Keeping the people you love in the conversation and part of the celebration is one of the most meaningful things you can do this holiday season. If you’re hosting a holiday party this year, consider these 9 tips to help ensure that your friends and family who may be struggling with untreated hearing loss stay part of the festivities:
Be attentive: Stay vigilant if you see that a family member or friend is quiet at a holiday dinner or party. Maybe they’re having trouble hearing and need your help in bringing them back into the conversation.
Turn down the volume: Loud background music or the roar of the TV can make it especially hard to hear at the dinner table. Consider keeping the music and television off during mealtime.
Keep the room well lit: Providing good lighting will make it easier for those with hearing loss to see facial expressions and the mouths of those speaking. Also, be sure to shade any glare from windows that might make it difficult to see faces.
Speak clearly: Do your best to speak slowly and at a comfortable volume without mumbling or slurring your words. Project your voice, but don’t shout. It’s best not to chew gum, smoke, or put your hands to your face while speaking. Also avoid Interrupting, which makes it harder to follow a conversation.
Face the person: Facing the person you are speaking with makes it easier for them to hear the words but also to see your mouth and facial expressions. It’s also a good idea to get their attention before speaking by saying their name or gently touching their hand, arm, or shoulder.
Rephrase: Often people will repeat themselves if someone didn’t hear them. Instead, consider rephrasing what you said. Oftentimes that makes it easier for the individual with hearing difficulty to follow the conversation because it may be a particular word or sound of speech that they’re having trouble deciphering.
Stay close: When you’re not sitting around the dinner table, be sure to stay close to those with hearing loss when speaking to them. It is much more difficult to hear someone from across the room and harder to see their mouth and facial expressions.

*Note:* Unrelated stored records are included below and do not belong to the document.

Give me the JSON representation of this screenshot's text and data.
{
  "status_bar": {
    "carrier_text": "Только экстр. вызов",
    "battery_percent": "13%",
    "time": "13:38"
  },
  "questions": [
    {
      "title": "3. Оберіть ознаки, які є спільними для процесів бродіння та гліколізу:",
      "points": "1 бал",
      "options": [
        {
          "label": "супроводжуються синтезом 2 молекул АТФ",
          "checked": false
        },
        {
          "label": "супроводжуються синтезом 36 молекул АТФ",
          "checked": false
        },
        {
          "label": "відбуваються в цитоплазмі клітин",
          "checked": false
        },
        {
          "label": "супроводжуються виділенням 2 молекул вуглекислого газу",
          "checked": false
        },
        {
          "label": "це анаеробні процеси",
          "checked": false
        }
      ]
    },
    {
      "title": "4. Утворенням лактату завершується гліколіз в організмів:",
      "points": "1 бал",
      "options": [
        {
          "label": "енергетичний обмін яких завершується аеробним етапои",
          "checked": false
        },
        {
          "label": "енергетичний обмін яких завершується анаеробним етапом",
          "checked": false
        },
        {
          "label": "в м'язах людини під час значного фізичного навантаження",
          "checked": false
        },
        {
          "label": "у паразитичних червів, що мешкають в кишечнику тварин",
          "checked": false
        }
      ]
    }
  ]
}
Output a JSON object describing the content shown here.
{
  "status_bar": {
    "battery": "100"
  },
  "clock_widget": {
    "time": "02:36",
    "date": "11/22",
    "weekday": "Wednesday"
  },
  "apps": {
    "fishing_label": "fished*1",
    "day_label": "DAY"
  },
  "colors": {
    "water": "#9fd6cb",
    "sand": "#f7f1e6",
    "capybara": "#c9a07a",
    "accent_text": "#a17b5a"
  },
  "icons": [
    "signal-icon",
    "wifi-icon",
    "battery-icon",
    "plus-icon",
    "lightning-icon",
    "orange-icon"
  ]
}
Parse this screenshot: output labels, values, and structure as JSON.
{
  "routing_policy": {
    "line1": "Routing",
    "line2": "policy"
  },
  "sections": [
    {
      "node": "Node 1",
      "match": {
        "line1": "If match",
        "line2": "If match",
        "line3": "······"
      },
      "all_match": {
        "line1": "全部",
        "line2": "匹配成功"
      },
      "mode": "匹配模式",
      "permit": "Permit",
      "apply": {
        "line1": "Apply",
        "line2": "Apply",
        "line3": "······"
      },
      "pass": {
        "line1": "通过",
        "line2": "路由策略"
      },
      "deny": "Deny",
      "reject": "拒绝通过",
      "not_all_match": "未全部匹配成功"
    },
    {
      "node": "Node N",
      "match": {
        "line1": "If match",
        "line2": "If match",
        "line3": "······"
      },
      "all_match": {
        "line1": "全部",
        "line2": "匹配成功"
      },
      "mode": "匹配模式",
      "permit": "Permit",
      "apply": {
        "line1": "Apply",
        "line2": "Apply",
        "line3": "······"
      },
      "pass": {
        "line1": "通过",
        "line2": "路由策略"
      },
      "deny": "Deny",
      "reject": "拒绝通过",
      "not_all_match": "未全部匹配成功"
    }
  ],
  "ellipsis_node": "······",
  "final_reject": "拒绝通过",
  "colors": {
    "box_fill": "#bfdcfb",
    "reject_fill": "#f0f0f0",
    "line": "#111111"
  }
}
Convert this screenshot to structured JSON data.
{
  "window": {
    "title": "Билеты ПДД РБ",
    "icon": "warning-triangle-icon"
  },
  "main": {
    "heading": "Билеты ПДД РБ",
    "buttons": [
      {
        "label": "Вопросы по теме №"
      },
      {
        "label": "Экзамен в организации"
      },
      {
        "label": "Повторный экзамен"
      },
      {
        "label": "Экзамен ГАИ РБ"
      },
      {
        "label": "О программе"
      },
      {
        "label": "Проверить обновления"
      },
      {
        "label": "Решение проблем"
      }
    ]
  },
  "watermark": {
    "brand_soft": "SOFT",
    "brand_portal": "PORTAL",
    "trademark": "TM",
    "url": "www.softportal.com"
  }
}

Seek them out: Sometimes the best thing you can do for someone who is having difficulty hearing is to seek them out and enjoy a one-on-one conversation in a quiet corner, a quiet room, or during a quiet walk.
Seat them next to someone who will be a patient advocate: Some people are just good at being aware of others’ needs and empathizing. If someone you love is struggling with hearing loss, try to pair them at the dinner table with someone who will be proactive in making sure they’re following the conversation and patient if they need things repeated or rephrased. Also consider seating the loved one with hearing loss at the head of the table, which can make it easier for them to see the other guests’ faces. Better yet, use a round table.